If you had to guess, which demographic would you think volunteers the most? Is it the student? Parent? Single working professional? Retiree? If the title already didn’t give it away, parents with children volunteer the most.

The rate of volunteering among parents with children under age 18 is 33.4%, which is higher than the national average (26.5%) and for persons without children (23.8%). In total, parents volunteer close to 220 million hours annually, with 48 hours being the median amount of time spent volunteering.1

These stats are almost counterintuitive because parents would seemingly be too busy, but it makes complete sense since parents tend to get involved with educational organizations as their children become a priority in their lives, such as involvement with the PTA. However, this type of giving only contributes to 40% of volunteering done by parents.2 The other 60% of volunteering spans across different causes and organizations that revolve around humanitarian efforts, the environment, health and more.

There are many factors that contribute to why parents give back, but it’s also interesting and important to highlight the impact it has on children. Conversations around philanthropy can increase the likelihood of your children to also become philanthropic by 20%.3 Arguably, the future of philanthropy is highly dependent on how well parents can educate and motivate their children to give back.

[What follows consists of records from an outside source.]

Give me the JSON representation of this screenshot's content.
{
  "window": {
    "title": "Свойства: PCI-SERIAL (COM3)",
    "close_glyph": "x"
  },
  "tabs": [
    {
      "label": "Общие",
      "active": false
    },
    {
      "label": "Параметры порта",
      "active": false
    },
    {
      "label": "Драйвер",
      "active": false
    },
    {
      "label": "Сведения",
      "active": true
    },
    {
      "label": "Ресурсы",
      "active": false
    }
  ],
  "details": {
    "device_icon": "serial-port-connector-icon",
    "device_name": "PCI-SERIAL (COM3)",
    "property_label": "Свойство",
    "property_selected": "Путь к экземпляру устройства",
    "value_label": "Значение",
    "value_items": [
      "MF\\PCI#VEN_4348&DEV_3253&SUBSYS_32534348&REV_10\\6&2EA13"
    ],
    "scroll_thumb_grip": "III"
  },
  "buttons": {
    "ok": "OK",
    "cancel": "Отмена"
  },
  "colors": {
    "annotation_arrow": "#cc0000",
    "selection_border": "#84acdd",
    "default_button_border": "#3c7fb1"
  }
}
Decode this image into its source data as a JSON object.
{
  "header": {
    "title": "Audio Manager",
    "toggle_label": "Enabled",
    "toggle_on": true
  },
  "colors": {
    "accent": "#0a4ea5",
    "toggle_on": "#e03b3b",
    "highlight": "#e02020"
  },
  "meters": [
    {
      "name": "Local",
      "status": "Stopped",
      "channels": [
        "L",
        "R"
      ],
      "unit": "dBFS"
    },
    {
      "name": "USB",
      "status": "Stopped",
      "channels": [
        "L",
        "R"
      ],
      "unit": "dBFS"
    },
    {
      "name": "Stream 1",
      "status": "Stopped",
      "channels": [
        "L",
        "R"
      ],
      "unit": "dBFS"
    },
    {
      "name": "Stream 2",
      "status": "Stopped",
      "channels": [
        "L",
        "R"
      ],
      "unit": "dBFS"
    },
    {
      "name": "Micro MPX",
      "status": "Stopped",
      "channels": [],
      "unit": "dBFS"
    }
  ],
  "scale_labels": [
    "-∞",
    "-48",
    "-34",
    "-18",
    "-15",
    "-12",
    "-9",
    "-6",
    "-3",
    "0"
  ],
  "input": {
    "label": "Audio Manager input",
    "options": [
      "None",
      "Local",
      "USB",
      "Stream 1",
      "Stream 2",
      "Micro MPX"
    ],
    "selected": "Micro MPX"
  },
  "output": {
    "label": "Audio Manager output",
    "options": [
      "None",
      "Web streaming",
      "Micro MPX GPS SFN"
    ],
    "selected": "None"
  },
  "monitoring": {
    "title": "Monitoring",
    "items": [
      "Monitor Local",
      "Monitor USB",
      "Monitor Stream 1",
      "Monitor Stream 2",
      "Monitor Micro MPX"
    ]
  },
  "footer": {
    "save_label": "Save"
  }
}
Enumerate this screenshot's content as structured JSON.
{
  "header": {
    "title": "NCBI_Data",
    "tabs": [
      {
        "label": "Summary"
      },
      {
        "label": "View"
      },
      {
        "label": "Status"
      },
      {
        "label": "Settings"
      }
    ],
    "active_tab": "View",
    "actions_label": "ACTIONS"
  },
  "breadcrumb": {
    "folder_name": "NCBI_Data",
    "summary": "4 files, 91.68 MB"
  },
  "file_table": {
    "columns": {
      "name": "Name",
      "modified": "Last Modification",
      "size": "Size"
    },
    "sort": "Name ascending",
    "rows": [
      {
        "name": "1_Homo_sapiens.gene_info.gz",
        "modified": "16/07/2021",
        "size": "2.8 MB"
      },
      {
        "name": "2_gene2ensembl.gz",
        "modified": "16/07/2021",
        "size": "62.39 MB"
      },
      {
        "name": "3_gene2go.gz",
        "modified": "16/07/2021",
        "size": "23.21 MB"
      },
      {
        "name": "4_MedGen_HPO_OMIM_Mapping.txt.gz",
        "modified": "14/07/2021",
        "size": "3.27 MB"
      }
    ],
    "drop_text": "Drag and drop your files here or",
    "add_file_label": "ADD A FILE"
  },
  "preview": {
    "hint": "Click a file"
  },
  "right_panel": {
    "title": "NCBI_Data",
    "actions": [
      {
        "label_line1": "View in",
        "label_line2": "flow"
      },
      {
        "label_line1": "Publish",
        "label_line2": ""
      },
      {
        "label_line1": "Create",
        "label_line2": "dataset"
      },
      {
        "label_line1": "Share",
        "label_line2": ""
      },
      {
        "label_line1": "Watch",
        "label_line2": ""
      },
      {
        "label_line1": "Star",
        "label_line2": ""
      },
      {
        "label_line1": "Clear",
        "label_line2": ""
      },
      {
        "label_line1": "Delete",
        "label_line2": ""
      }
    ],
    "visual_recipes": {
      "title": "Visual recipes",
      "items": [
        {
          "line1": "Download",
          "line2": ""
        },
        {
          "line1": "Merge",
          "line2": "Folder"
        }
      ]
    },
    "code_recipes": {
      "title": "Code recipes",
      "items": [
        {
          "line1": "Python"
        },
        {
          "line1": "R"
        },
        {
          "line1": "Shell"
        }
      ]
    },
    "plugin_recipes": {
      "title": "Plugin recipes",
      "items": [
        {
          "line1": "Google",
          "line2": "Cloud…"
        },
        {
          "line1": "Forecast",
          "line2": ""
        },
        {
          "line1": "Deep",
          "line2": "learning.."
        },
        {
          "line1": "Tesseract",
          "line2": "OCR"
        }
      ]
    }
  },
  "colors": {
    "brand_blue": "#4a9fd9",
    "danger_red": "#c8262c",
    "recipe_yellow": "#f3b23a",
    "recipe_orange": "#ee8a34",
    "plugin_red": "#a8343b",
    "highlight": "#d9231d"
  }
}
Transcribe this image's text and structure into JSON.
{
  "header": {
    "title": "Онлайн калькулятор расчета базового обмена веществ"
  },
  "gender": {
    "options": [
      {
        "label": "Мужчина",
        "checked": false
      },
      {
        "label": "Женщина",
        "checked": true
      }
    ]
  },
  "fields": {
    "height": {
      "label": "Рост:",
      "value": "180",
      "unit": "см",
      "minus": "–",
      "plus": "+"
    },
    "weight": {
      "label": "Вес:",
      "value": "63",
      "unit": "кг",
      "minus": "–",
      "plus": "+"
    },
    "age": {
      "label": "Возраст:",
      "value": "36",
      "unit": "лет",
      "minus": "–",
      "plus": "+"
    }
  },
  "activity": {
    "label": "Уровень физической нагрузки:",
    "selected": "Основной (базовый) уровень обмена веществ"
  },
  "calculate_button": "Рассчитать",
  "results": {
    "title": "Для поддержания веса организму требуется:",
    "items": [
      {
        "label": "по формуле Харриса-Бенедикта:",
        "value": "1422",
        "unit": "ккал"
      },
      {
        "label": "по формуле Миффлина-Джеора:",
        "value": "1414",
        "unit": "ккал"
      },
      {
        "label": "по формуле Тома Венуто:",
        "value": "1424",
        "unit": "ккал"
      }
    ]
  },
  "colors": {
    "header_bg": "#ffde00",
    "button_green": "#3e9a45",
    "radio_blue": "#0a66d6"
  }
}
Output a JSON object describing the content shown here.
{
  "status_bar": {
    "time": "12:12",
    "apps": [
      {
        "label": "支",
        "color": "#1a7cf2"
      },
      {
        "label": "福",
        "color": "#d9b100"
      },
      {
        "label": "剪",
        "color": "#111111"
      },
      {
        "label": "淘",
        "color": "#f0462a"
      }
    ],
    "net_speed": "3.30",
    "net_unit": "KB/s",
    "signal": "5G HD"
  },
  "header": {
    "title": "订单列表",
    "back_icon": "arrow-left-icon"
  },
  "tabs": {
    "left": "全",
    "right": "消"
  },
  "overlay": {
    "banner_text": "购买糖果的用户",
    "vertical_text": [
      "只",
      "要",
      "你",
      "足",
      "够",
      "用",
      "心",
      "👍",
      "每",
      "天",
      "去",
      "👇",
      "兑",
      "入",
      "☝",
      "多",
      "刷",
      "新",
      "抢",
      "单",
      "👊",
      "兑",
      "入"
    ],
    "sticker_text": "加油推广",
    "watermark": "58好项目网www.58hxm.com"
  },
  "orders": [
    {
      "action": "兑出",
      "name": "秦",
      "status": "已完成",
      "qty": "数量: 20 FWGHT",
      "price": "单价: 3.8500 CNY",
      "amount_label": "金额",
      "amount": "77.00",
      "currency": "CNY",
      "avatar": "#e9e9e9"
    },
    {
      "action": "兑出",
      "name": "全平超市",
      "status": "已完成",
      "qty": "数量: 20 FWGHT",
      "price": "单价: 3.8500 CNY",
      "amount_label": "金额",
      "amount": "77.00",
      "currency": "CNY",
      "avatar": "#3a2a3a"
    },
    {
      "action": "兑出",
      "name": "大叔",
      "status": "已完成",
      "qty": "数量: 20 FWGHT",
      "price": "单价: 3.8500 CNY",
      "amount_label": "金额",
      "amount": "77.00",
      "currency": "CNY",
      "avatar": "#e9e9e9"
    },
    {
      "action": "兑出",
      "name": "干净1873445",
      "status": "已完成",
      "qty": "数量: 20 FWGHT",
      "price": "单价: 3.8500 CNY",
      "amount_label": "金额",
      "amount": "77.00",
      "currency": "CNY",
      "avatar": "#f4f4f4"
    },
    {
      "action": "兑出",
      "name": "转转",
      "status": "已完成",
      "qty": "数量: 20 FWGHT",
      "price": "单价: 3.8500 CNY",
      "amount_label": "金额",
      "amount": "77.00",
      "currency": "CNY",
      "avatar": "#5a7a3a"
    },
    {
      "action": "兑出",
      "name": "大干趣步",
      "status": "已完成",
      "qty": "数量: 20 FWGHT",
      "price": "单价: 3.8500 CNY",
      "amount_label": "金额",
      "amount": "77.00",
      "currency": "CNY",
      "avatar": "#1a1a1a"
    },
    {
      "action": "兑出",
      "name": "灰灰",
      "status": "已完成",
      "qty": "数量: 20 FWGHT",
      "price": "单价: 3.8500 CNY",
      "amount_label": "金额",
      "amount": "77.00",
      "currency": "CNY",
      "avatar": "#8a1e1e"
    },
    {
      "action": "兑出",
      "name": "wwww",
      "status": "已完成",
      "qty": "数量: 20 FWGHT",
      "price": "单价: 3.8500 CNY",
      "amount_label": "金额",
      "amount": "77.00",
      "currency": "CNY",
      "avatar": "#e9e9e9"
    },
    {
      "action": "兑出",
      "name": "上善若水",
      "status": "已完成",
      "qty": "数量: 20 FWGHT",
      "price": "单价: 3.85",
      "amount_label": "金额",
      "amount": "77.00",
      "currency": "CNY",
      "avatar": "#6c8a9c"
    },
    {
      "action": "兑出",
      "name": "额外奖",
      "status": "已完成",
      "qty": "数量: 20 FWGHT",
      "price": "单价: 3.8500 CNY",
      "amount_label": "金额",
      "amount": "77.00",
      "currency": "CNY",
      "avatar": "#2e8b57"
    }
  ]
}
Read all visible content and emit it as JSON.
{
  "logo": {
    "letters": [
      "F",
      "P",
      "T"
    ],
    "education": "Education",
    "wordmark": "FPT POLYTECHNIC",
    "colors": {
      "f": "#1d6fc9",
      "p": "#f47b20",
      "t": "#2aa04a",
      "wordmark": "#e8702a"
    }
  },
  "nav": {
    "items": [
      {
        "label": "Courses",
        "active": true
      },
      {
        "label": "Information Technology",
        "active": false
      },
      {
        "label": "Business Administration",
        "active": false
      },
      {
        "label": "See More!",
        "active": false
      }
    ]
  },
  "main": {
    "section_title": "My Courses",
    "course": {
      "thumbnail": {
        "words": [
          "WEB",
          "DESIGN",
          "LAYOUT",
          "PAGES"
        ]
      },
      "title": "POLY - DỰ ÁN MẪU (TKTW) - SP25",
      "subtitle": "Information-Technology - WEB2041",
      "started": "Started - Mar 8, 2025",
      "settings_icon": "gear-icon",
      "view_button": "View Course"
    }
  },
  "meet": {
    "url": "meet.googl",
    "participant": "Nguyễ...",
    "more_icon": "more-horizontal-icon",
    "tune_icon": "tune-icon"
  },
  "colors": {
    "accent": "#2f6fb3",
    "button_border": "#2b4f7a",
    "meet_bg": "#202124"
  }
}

How to educate your children on giving

We’ve all heard that actions speak louder than words, but the act of your giving is not enough. You need to involve your children and have conversations around the topic of philanthropy. Below are some tips on engaging your children in philanthropy:

  • Kids are natural givers, especially between the ages of 3-5. This is a great time to introduce the notion of how time and money can help others.4

  • As kids grow into allowance age, you can creatively teach them the concept of allocating money towards charity by dividing piggy banks into 3 different categories: Save, Give and Spend.

  • Periodically discuss with your children what organization or cause they feel their money should go towards and why.

  • Regularly volunteer with your children to help demonstrate the power they have in making a positive difference. When they’re younger, they can simply help with sorting through canned foods during a drive, but older teens prefer doing things in a group setting, such as volunteering with friends or family at a local soup kitchen.

  • With the proliferation of the internet your kids are also aware of global issues, so make sure you don’t forget about discussing global causes.

  • Encourage your teenage children to join you on GreatPositive to better connect with causes and keep track of their social impact. Being part of a social network dedicated to philanthropy can act as a constant positive influence for you and your family. Full disclosure, I am the founder of GreatPositive.





About Carol:



Carol Luong

New York, NY

Carol has been a dedicated philanthropist since she was 12 years old and is living out her lifelong passion to help others by building GreatPositive to help amplify giving. GreatPositive is a social network that is dedicated to philanthropy and makes it easier for individuals and groups to discover ways to give back, stay engaged with causes and keep track of their social impact. Join our community of amazing people who share the same passions for making the world a better place to live in.